**PROBLEM DESCRIPTION:** Count the lines below holding "Center" and answer with that number only.
PROVIDED INFORMATION Block Start
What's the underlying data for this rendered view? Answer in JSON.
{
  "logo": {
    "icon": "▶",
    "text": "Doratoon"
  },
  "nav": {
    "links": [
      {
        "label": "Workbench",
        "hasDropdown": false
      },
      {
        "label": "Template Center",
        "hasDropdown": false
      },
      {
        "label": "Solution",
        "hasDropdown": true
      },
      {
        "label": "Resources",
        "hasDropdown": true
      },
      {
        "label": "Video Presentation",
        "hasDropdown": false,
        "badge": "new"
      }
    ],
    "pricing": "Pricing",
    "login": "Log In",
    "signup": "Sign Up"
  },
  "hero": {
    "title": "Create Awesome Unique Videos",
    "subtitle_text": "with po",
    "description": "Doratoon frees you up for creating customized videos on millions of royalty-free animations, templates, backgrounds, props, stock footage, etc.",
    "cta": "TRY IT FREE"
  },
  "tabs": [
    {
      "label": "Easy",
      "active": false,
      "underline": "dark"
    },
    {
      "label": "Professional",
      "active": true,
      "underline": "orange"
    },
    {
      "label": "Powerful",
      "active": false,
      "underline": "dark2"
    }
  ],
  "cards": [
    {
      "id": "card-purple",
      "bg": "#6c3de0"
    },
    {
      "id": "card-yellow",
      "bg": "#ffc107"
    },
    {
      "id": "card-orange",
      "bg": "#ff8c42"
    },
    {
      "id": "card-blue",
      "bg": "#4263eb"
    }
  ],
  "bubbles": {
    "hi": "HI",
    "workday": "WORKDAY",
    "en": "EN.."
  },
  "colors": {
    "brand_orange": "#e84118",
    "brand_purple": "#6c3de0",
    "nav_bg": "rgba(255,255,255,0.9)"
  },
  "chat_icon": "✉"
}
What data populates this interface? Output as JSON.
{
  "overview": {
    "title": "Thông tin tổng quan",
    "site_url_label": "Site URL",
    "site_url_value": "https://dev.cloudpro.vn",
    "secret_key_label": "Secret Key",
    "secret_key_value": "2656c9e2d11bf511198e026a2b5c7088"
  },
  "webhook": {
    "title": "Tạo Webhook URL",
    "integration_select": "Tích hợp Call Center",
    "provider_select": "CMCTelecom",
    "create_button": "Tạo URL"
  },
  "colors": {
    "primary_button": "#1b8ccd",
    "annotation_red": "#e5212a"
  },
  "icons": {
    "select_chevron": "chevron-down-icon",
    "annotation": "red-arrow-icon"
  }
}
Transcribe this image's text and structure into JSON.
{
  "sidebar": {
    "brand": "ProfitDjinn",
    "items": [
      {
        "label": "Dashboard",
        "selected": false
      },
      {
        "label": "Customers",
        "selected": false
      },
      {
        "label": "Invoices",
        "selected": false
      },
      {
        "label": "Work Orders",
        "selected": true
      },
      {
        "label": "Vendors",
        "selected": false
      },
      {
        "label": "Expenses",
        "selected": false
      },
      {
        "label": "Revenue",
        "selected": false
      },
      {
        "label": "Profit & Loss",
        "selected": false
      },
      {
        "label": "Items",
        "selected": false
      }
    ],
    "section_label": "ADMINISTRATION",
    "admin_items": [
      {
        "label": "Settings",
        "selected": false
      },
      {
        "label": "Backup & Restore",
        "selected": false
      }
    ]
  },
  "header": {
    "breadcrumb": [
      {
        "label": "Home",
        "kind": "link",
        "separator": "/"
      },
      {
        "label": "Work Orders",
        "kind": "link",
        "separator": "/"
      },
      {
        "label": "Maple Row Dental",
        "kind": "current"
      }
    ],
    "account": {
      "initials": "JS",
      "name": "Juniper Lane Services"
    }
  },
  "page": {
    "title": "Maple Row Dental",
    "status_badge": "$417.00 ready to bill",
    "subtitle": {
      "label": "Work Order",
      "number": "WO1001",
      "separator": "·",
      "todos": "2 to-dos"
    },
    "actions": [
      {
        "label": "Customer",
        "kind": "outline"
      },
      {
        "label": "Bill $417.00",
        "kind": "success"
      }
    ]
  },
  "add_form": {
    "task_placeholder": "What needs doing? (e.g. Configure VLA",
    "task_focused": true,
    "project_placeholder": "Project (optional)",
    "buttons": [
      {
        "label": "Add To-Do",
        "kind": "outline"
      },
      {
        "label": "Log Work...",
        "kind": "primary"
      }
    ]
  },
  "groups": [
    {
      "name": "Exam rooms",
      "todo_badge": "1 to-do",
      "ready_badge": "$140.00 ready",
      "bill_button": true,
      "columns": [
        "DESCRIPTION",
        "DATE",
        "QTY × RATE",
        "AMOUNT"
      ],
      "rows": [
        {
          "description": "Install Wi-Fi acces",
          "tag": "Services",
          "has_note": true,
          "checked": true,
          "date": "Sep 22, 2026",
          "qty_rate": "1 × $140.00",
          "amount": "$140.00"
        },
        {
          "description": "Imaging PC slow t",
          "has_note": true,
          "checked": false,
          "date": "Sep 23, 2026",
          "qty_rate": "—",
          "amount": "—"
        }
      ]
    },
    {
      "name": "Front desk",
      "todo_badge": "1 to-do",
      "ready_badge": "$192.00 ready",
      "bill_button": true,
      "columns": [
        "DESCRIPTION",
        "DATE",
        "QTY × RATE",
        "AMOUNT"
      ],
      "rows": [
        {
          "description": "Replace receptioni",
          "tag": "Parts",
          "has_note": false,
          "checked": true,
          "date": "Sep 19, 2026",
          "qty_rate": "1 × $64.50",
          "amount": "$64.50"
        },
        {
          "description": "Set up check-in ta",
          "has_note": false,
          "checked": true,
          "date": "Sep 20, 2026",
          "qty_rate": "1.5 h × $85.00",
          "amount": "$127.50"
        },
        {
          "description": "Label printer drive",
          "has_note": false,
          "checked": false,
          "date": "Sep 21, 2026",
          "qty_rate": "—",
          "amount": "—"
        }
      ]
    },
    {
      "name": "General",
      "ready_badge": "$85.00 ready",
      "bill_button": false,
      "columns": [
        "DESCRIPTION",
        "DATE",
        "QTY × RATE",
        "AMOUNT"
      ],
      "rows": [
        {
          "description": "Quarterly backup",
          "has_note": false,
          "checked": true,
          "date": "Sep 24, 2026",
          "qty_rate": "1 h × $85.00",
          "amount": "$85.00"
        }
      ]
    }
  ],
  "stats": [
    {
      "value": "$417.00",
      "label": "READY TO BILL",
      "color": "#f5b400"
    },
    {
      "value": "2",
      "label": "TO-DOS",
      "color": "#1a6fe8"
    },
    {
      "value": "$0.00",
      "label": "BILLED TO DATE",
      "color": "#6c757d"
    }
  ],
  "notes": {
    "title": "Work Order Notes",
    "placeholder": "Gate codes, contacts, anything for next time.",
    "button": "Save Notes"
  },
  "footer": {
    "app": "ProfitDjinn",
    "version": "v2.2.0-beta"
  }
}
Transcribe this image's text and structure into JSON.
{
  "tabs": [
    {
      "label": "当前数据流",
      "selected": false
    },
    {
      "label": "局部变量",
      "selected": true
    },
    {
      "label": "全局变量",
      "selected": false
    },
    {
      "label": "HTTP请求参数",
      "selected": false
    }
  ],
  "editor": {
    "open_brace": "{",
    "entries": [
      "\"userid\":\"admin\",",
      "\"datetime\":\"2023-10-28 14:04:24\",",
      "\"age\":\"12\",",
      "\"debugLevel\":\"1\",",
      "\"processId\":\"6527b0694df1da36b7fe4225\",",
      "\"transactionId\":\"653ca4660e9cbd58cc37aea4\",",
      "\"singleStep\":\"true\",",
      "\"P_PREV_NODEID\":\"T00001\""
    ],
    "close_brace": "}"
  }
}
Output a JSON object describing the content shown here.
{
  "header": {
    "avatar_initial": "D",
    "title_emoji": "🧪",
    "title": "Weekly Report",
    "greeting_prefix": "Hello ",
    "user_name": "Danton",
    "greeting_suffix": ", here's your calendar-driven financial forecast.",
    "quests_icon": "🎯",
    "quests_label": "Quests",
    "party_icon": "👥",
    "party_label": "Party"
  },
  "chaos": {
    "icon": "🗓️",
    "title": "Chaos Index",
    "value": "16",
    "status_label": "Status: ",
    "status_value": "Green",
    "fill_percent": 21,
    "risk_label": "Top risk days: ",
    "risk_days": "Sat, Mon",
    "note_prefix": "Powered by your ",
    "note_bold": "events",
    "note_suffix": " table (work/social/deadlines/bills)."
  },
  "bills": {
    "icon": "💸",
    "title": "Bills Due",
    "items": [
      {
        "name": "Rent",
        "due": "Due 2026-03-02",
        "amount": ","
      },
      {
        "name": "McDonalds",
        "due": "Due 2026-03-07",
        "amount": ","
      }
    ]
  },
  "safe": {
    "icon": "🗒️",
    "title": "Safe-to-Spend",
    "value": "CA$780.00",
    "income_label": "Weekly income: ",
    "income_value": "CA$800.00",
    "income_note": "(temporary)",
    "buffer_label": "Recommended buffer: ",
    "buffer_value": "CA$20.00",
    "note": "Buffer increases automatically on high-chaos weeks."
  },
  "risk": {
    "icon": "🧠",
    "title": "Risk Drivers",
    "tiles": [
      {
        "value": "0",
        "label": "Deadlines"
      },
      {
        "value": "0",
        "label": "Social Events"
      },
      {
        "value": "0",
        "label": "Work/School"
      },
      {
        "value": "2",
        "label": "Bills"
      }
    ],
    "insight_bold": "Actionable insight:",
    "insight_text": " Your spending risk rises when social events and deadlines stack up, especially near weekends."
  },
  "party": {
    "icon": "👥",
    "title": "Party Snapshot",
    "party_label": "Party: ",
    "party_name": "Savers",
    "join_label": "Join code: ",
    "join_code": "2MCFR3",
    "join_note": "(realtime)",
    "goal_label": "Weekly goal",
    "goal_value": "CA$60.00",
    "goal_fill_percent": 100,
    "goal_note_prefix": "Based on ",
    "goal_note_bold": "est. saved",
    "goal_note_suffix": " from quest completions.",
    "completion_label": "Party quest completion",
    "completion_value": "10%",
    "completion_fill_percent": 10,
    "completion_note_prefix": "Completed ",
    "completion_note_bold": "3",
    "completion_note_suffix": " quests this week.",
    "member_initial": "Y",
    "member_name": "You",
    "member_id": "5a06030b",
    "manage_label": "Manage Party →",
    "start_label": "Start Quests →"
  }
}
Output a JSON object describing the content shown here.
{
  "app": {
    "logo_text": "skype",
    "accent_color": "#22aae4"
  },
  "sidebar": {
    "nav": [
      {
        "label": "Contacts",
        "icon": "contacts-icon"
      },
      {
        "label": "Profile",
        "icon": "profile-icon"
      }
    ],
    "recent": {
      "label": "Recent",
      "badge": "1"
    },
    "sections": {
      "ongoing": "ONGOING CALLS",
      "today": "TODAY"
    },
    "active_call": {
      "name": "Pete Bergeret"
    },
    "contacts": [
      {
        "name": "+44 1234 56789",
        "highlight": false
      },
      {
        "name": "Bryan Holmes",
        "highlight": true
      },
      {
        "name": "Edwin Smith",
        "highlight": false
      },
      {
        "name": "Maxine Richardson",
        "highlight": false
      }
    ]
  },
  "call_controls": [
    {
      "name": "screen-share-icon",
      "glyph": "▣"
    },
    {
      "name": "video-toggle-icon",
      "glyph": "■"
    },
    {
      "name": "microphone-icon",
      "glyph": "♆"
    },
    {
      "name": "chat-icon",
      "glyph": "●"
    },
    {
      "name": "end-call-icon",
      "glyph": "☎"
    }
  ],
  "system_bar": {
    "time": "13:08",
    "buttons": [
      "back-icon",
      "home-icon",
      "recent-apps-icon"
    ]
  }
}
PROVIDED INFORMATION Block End
**RESULT OF THIS EXERCISE:** 2